There are a handful of zombie movies that attempt to use a kind of cinéma vérité style. REC is easily the best of the lot. The film uses a TV news crew filming a reality show about late-night workers as its central storytelling device. The on-air personality Angela and her cameraman are following a group of firefighters around. A call to help a woman trapped in her apartment turns into a harrowing ordeal when the woman turns out to be irrational and violent and the building is sealed from the outside by the authorities.
In many ways, REC plays out as an inversion of Night of the Living Dead. Both feature a small group of strangers trapped inside a building facing zombies. The difference is, in REC, the people are trapped in with the zombies, by hostile or uncaring authorities outside. This inside-out take on a classic situation serves to ratchet the tension up to excellent effect. Being trapped in a building by zombies is scary. Being trapped in a building with zombies is much, much scarier.
The real genius of this movie lies in its pacing. It is slow to start, but from the moment they break the door down on the woman’s apartment, the pace begins to accelerate. The reprieves are few and brief. Before long everything is panicked chaos, letting up only for a nerve-wracking cat-and-mouse finale in the darkness. Along the way there are numerous classic moments, some expected (any zombie movie vet knows that little girl is going to turn the moment they see her) and others less so (if I said, you’d be expecting them…).

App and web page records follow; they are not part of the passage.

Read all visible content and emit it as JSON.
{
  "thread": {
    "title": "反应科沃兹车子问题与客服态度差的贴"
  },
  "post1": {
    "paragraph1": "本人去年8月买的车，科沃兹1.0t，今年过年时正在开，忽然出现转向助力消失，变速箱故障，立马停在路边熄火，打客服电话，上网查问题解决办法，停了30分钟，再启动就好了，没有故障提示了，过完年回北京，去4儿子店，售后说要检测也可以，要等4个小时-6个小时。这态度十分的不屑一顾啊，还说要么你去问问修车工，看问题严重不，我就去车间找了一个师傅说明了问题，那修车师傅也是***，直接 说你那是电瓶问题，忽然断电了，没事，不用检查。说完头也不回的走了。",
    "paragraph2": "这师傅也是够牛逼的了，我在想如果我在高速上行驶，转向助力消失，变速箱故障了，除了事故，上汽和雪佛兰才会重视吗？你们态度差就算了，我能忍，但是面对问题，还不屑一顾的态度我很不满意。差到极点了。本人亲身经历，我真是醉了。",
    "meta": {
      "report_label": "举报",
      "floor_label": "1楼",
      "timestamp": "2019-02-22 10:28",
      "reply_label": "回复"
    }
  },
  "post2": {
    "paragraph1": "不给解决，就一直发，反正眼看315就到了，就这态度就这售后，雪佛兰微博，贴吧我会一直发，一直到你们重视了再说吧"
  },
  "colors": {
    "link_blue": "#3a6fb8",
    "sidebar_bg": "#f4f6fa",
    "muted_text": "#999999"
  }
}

The zombies will remind fans of Danny Boyle’s Rage-infected 28 Days Later creations (which means some of you may not consider them zombies at all — your prerogative). later in the movie, they’re revealed to have a very different origin, but it hardly matters where they came from when they’re sprinting at you, snarling and shrieking with inhuman fury, does it? We only occasionally get a decent look at any of them, but they seem to have reddish eyes, lots of icky blemishes and blood everywhere, which happens when you’re constantly biting the living shit out of folks. It’s a good look, especially on the initial apartment lady and the little girl.
Interpersonal tensions play a part in the movie, but it’s a minor role overall. There’s some prejudice against the Asian immigrants here, some mistrust of the sick girl there, general hostility toward the TV crew for filming some unpleasantries, but none of it gets played up much. That’s partly because everything happens too fast for much discussion. There’s no time to get hostile towards the neighbors when every two minutes the shit is hitting the fan in bigger and badder bursts. There’s also sort of a generalized mistrust of authority here, but again, it’s underplayed at best. This movie may have some hints of message, but it’s 90 percent thrill ride — there’s no time to slow down and preach. That might be construed as a weakness by some that insist that zombie movies must be a vehicle for a message first, but if you like your horror horrific above all, then there’s nothing to complain about here.